**Page and application data records**
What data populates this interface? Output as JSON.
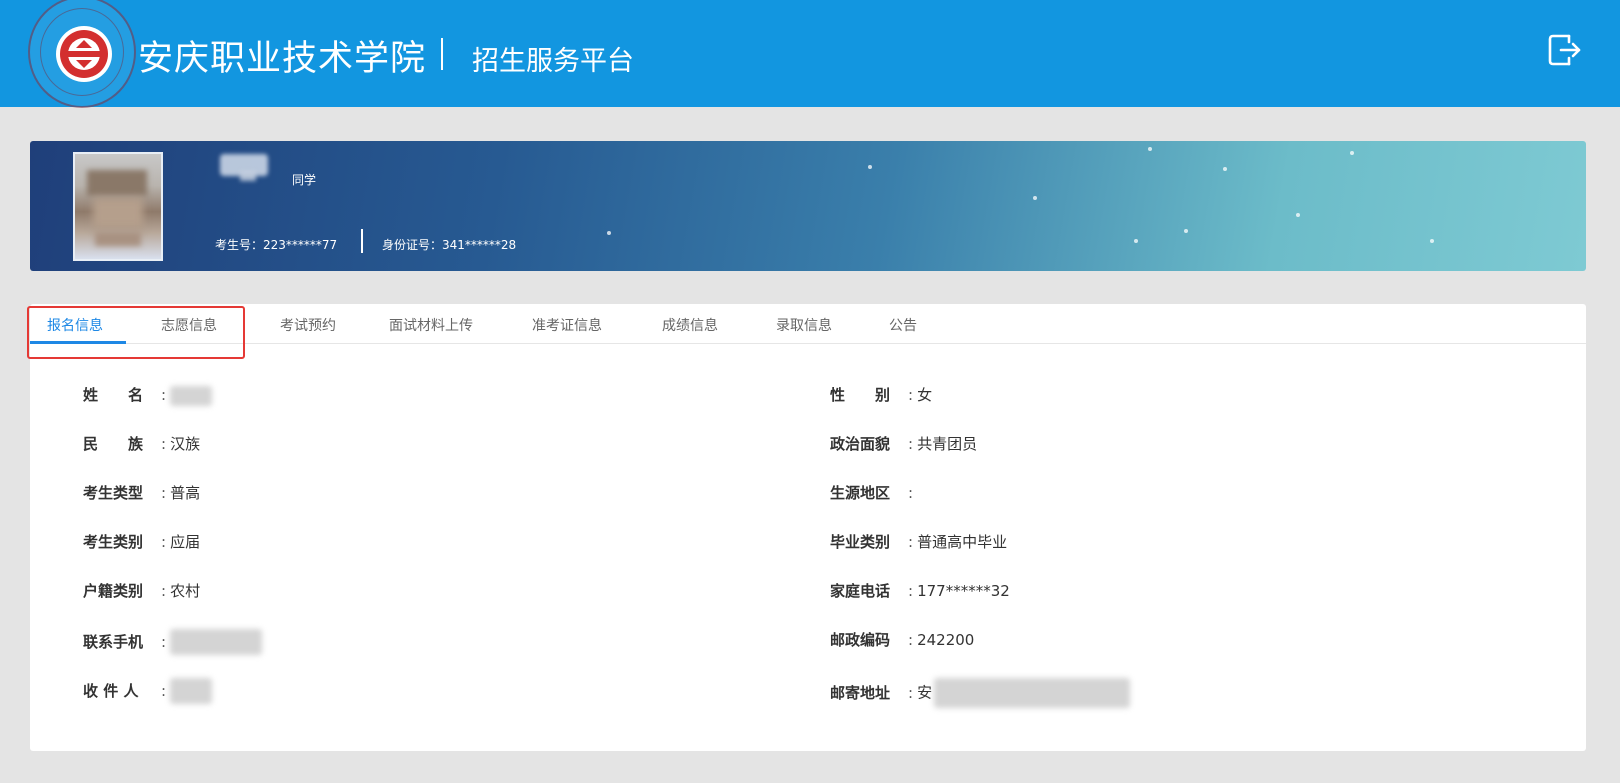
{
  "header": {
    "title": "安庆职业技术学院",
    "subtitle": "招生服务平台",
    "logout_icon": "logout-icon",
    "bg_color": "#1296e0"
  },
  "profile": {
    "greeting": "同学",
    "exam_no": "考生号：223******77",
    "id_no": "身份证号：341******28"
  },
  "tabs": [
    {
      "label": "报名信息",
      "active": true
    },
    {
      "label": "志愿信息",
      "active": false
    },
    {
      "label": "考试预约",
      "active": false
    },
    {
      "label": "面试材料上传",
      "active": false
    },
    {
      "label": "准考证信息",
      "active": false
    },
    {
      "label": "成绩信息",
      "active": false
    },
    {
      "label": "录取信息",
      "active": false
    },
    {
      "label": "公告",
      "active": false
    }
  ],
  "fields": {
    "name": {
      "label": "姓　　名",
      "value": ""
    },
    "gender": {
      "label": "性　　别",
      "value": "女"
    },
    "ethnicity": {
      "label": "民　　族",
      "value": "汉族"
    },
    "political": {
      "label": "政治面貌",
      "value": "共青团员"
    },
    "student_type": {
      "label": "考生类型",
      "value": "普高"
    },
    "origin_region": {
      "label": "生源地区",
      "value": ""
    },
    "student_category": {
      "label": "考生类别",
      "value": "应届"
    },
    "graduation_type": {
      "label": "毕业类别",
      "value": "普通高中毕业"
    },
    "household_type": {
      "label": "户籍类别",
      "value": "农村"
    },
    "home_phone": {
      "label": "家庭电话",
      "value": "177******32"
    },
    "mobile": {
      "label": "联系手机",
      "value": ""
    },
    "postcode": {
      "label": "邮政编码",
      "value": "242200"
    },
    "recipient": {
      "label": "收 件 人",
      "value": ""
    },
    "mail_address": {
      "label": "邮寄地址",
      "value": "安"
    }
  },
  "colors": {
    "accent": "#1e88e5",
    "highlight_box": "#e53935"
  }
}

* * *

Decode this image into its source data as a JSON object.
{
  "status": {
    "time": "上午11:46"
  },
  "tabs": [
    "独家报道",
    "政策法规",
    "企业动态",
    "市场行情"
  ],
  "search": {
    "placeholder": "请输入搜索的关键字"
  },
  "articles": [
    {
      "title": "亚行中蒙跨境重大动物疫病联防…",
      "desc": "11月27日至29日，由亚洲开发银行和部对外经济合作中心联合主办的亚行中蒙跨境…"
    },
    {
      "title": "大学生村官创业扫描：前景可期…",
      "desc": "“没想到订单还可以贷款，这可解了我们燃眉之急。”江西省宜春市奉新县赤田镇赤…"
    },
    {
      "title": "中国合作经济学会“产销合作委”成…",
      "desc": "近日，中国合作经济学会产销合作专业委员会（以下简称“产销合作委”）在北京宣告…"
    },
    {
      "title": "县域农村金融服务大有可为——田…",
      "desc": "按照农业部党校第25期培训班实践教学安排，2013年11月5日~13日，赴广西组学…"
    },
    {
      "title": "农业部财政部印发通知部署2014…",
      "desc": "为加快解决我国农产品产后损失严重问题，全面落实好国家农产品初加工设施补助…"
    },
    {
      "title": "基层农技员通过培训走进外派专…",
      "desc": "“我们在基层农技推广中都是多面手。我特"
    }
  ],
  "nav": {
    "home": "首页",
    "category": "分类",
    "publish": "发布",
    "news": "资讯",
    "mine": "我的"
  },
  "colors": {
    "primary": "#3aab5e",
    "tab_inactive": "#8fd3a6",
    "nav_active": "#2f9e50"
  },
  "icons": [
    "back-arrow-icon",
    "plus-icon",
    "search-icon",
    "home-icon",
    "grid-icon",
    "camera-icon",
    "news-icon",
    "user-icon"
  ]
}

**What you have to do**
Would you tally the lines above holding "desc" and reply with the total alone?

**The answer**
6